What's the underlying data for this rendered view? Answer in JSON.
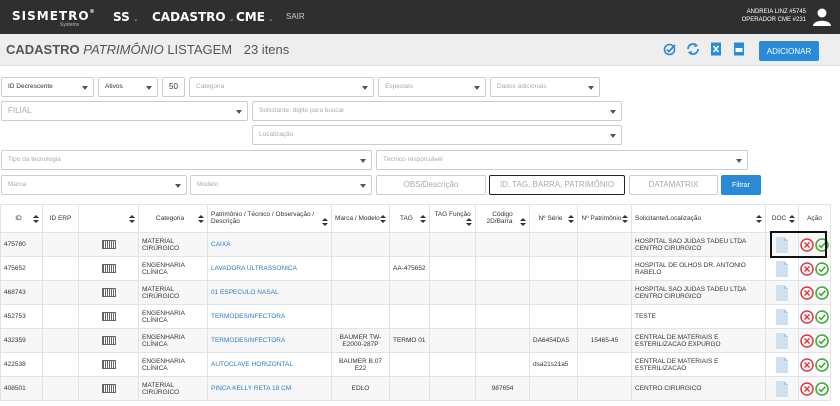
{
  "navbar": {
    "logo": "SISMETRO",
    "logo_reg": "®",
    "logo_sub": "Systems",
    "menu": [
      {
        "label": "SS",
        "caret": "⌄"
      },
      {
        "label": "CADASTRO",
        "caret": "⌄"
      },
      {
        "label": "CME",
        "caret": "⌄"
      }
    ],
    "sair": "SAIR",
    "user_line1": "ANDREIA LINZ #5745",
    "user_line2": "OPERADOR CME #231"
  },
  "title": {
    "bold": "CADASTRO",
    "italic": "PATRIMÔNIO",
    "normal": "LISTAGEM",
    "count": "23 itens"
  },
  "add_button": "ADICIONAR",
  "filters": {
    "order": "ID Decrescente",
    "status": "Ativos",
    "page_size": "50",
    "categoria": "Categoria",
    "especiais": "Especiais",
    "dados": "Dados adicionais",
    "filial": "FILIAL",
    "solicitante": "Solicitante, digite para buscar",
    "localizacao": "Localização",
    "tecnologia": "Tipo da tecnologia",
    "tecnico": "Técnico responsável",
    "marca": "Marca",
    "modelo": "Modelo",
    "obs": "OBS/Descrição",
    "id_tag": "ID, TAG, BARRA, PATRIMÔNIO",
    "datamatrix": "DATAMATRIX",
    "filtrar": "Filtrar"
  },
  "table": {
    "headers": [
      "ID",
      "ID ERP",
      "",
      "Categoria",
      "Patrimônio / Técnico / Observação / Descrição",
      "Marca / Modelo",
      "TAG",
      "TAG Função",
      "Código 2D/Barra",
      "Nº Série",
      "Nº Patrimônio",
      "Solicitante/Localização",
      "DOC",
      "Ação"
    ],
    "rows": [
      {
        "id": "475780",
        "erp": "",
        "categoria": "MATERIAL CIRÚRGICO",
        "desc": "CAIXA",
        "marca": "",
        "tag": "",
        "tagf": "",
        "cod": "",
        "serie": "",
        "pat": "",
        "sol": "HOSPITAL SAO JUDAS TADEU LTDA CENTRO CIRURGICO"
      },
      {
        "id": "475652",
        "erp": "",
        "categoria": "ENGENHARIA CLÍNICA",
        "desc": "LAVADORA ULTRASSONICA",
        "marca": "",
        "tag": "AA-475652",
        "tagf": "",
        "cod": "",
        "serie": "",
        "pat": "",
        "sol": "HOSPITAL DE OLHOS DR. ANTONIO RABELO"
      },
      {
        "id": "468743",
        "erp": "",
        "categoria": "MATERIAL CIRÚRGICO",
        "desc": "01 ESPECULO NASAL",
        "marca": "",
        "tag": "",
        "tagf": "",
        "cod": "",
        "serie": "",
        "pat": "",
        "sol": "HOSPITAL SAO JUDAS TADEU LTDA CENTRO CIRURGICO"
      },
      {
        "id": "452753",
        "erp": "",
        "categoria": "ENGENHARIA CLÍNICA",
        "desc": "TERMODESINFECTORA",
        "marca": "",
        "tag": "",
        "tagf": "",
        "cod": "",
        "serie": "",
        "pat": "",
        "sol": "TESTE"
      },
      {
        "id": "432359",
        "erp": "",
        "categoria": "ENGENHARIA CLÍNICA",
        "desc": "TERMODESINFECTORA",
        "marca": "BAUMER TW-E2000-287P",
        "tag": "TERMO 01",
        "tagf": "",
        "cod": "",
        "serie": "DA6454DA5",
        "pat": "15465-45",
        "sol": "CENTRAL DE MATERIAIS E ESTERILIZACAO EXPURGO"
      },
      {
        "id": "422538",
        "erp": "",
        "categoria": "ENGENHARIA CLÍNICA",
        "desc": "AUTOCLAVE HORIZONTAL",
        "marca": "BAUMER B.07 E22",
        "tag": "",
        "tagf": "",
        "cod": "",
        "serie": "dsa21s21a5",
        "pat": "",
        "sol": "CENTRAL DE MATERIAIS E ESTERILIZACAO"
      },
      {
        "id": "408501",
        "erp": "",
        "categoria": "MATERIAL CIRÚRGICO",
        "desc": "PINCA KELLY RETA 18 CM",
        "marca": "EDLO",
        "tag": "",
        "tagf": "",
        "cod": "987654",
        "serie": "",
        "pat": "",
        "sol": "CENTRO CIRURGICO"
      }
    ]
  },
  "colors": {
    "navbar": "#2f2f2f",
    "accent": "#2a8ad8",
    "link": "#2a7bc6",
    "cancel": "#e0393e",
    "confirm": "#3aaa35"
  },
  "icons": {
    "user": "user-icon",
    "tools": [
      "edit-check-icon",
      "refresh-icon",
      "excel-icon",
      "csv-icon"
    ],
    "doc": "document-icon",
    "cancel": "cancel-circle-icon",
    "confirm": "check-circle-icon"
  }
}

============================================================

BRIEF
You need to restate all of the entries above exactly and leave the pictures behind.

ANSWER SECTION
What's the underlying data for this rendered view? Answer in JSON.
{
  "navbar": {
    "logo": "SISMETRO",
    "logo_reg": "®",
    "logo_sub": "Systems",
    "menu": [
      {
        "label": "SS",
        "caret": "⌄"
      },
      {
        "label": "CADASTRO",
        "caret": "⌄"
      },
      {
        "label": "CME",
        "caret": "⌄"
      }
    ],
    "sair": "SAIR",
    "user_line1": "ANDREIA LINZ #5745",
    "user_line2": "OPERADOR CME #231"
  },
  "title": {
    "bold": "CADASTRO",
    "italic": "PATRIMÔNIO",
    "normal": "LISTAGEM",
    "count": "23 itens"
  },
  "add_button": "ADICIONAR",
  "filters": {
    "order": "ID Decrescente",
    "status": "Ativos",
    "page_size": "50",
    "categoria": "Categoria",
    "especiais": "Especiais",
    "dados": "Dados adicionais",
    "filial": "FILIAL",
    "solicitante": "Solicitante, digite para buscar",
    "localizacao": "Localização",
    "tecnologia": "Tipo da tecnologia",
    "tecnico": "Técnico responsável",
    "marca": "Marca",
    "modelo": "Modelo",
    "obs": "OBS/Descrição",
    "id_tag": "ID, TAG, BARRA, PATRIMÔNIO",
    "datamatrix": "DATAMATRIX",
    "filtrar": "Filtrar"
  },
  "table": {
    "headers": [
      "ID",
      "ID ERP",
      "",
      "Categoria",
      "Patrimônio / Técnico / Observação / Descrição",
      "Marca / Modelo",
      "TAG",
      "TAG Função",
      "Código 2D/Barra",
      "Nº Série",
      "Nº Patrimônio",
      "Solicitante/Localização",
      "DOC",
      "Ação"
    ],
    "rows": [
      {
        "id": "475780",
        "erp": "",
        "categoria": "MATERIAL CIRÚRGICO",
        "desc": "CAIXA",
        "marca": "",
        "tag": "",
        "tagf": "",
        "cod": "",
        "serie": "",
        "pat": "",
        "sol": "HOSPITAL SAO JUDAS TADEU LTDA CENTRO CIRURGICO"
      },
      {
        "id": "475652",
        "erp": "",
        "categoria": "ENGENHARIA CLÍNICA",
        "desc": "LAVADORA ULTRASSONICA",
        "marca": "",
        "tag": "AA-475652",
        "tagf": "",
        "cod": "",
        "serie": "",
        "pat": "",
        "sol": "HOSPITAL DE OLHOS DR. ANTONIO RABELO"
      },
      {
        "id": "468743",
        "erp": "",
        "categoria": "MATERIAL CIRÚRGICO",
        "desc": "01 ESPECULO NASAL",
        "marca": "",
        "tag": "",
        "tagf": "",
        "cod": "",
        "serie": "",
        "pat": "",
        "sol": "HOSPITAL SAO JUDAS TADEU LTDA CENTRO CIRURGICO"
      },
      {
        "id": "452753",
        "erp": "",
        "categoria": "ENGENHARIA CLÍNICA",
        "desc": "TERMODESINFECTORA",
        "marca": "",
        "tag": "",
        "tagf": "",
        "cod": "",
        "serie": "",
        "pat": "",
        "sol": "TESTE"
      },
      {
        "id": "432359",
        "erp": "",
        "categoria": "ENGENHARIA CLÍNICA",
        "desc": "TERMODESINFECTORA",
        "marca": "BAUMER TW-E2000-287P",
        "tag": "TERMO 01",
        "tagf": "",
        "cod": "",
        "serie": "DA6454DA5",
        "pat": "15465-45",
        "sol": "CENTRAL DE MATERIAIS E ESTERILIZACAO EXPURGO"
      },
      {
        "id": "422538",
        "erp": "",
        "categoria": "ENGENHARIA CLÍNICA",
        "desc": "AUTOCLAVE HORIZONTAL",
        "marca": "BAUMER B.07 E22",
        "tag": "",
        "tagf": "",
        "cod": "",
        "serie": "dsa21s21a5",
        "pat": "",
        "sol": "CENTRAL DE MATERIAIS E ESTERILIZACAO"
      },
      {
        "id": "408501",
        "erp": "",
        "categoria": "MATERIAL CIRÚRGICO",
        "desc": "PINCA KELLY RETA 18 CM",
        "marca": "EDLO",
        "tag": "",
        "tagf": "",
        "cod": "987654",
        "serie": "",
        "pat": "",
        "sol": "CENTRO CIRURGICO"
      }
    ]
  },
  "colors": {
    "navbar": "#2f2f2f",
    "accent": "#2a8ad8",
    "link": "#2a7bc6",
    "cancel": "#e0393e",
    "confirm": "#3aaa35"
  },
  "icons": {
    "user": "user-icon",
    "tools": [
      "edit-check-icon",
      "refresh-icon",
      "excel-icon",
      "csv-icon"
    ],
    "doc": "document-icon",
    "cancel": "cancel-circle-icon",
    "confirm": "check-circle-icon"
  }
}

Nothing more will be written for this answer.